Dataset entries

= Beginning of Section =

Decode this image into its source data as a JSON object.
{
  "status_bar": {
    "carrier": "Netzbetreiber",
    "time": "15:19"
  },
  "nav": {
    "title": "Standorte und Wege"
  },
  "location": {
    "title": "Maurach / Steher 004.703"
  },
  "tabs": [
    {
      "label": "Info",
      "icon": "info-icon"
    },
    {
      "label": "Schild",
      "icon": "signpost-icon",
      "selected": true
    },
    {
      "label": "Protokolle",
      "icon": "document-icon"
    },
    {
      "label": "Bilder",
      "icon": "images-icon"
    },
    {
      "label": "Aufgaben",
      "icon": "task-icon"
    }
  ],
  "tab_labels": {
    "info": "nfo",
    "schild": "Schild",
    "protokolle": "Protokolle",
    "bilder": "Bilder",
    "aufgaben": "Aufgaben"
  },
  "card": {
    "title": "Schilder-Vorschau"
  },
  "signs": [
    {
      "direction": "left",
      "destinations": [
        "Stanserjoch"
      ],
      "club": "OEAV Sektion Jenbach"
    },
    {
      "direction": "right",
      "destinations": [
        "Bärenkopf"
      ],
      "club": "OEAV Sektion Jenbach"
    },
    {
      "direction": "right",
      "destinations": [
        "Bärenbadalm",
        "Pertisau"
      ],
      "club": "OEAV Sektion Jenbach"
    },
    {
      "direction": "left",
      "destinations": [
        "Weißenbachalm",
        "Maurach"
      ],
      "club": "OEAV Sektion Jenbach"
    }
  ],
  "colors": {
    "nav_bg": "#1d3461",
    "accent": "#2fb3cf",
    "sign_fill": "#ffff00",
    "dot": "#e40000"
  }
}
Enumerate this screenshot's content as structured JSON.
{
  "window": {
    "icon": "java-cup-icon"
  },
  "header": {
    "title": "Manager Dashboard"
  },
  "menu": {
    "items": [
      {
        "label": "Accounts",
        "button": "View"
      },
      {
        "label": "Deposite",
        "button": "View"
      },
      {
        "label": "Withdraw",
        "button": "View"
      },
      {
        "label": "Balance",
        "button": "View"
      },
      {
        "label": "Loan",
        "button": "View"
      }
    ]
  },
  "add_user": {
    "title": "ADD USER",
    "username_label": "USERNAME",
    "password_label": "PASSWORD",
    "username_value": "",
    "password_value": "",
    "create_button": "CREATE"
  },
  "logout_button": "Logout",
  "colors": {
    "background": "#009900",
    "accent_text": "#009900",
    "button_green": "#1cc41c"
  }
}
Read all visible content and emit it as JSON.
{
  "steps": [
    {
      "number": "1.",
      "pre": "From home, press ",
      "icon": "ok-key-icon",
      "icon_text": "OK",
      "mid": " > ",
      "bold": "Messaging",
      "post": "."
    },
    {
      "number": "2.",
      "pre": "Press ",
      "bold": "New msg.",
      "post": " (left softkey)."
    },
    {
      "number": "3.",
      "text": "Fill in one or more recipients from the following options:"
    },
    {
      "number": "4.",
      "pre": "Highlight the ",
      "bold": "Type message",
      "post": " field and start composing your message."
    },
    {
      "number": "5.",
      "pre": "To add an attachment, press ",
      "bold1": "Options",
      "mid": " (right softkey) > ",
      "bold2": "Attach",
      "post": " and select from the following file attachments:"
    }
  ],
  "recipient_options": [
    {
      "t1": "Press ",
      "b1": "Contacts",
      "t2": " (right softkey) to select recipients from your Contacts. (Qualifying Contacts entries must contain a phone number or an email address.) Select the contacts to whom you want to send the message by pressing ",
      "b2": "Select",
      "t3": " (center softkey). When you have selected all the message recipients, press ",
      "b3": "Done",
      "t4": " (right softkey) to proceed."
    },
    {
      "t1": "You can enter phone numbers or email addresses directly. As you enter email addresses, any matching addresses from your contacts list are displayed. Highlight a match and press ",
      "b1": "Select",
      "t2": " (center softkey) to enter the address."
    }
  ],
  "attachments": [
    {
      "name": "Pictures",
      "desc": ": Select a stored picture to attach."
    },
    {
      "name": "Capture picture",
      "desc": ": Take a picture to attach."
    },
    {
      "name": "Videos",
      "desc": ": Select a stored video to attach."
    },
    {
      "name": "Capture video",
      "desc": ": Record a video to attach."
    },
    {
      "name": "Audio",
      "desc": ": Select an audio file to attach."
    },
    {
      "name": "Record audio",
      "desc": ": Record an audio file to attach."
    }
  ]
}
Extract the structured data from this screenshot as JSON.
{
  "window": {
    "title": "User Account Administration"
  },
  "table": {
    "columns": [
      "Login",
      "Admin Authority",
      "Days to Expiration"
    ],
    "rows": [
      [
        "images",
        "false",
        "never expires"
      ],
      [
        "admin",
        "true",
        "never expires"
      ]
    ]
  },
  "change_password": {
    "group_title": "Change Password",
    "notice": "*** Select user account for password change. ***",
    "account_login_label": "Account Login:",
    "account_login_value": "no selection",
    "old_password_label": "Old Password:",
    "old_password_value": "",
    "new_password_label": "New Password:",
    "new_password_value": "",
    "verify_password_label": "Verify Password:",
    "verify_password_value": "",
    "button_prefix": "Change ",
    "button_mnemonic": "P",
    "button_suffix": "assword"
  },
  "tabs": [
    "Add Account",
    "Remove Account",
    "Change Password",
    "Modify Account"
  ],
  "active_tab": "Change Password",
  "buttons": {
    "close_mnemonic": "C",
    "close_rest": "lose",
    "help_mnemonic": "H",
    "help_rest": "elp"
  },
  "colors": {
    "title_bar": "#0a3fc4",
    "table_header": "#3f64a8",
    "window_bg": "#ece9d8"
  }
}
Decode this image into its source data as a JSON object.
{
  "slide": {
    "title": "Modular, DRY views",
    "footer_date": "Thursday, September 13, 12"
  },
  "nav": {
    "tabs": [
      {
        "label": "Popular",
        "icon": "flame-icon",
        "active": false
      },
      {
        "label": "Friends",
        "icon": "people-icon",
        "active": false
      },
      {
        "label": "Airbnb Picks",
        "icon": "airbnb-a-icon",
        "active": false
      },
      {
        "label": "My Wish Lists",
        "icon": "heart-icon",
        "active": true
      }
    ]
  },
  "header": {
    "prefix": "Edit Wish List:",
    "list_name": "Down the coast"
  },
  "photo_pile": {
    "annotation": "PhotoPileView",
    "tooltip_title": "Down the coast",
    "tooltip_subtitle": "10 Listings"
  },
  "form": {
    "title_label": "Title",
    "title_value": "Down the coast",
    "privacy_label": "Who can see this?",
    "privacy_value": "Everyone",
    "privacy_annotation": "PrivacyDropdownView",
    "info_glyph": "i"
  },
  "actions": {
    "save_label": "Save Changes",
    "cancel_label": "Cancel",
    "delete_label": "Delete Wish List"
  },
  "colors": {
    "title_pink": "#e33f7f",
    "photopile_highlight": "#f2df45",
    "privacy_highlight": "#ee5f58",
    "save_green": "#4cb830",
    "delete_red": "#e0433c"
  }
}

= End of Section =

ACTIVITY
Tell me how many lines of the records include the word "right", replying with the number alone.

YOUR RESPONSE
5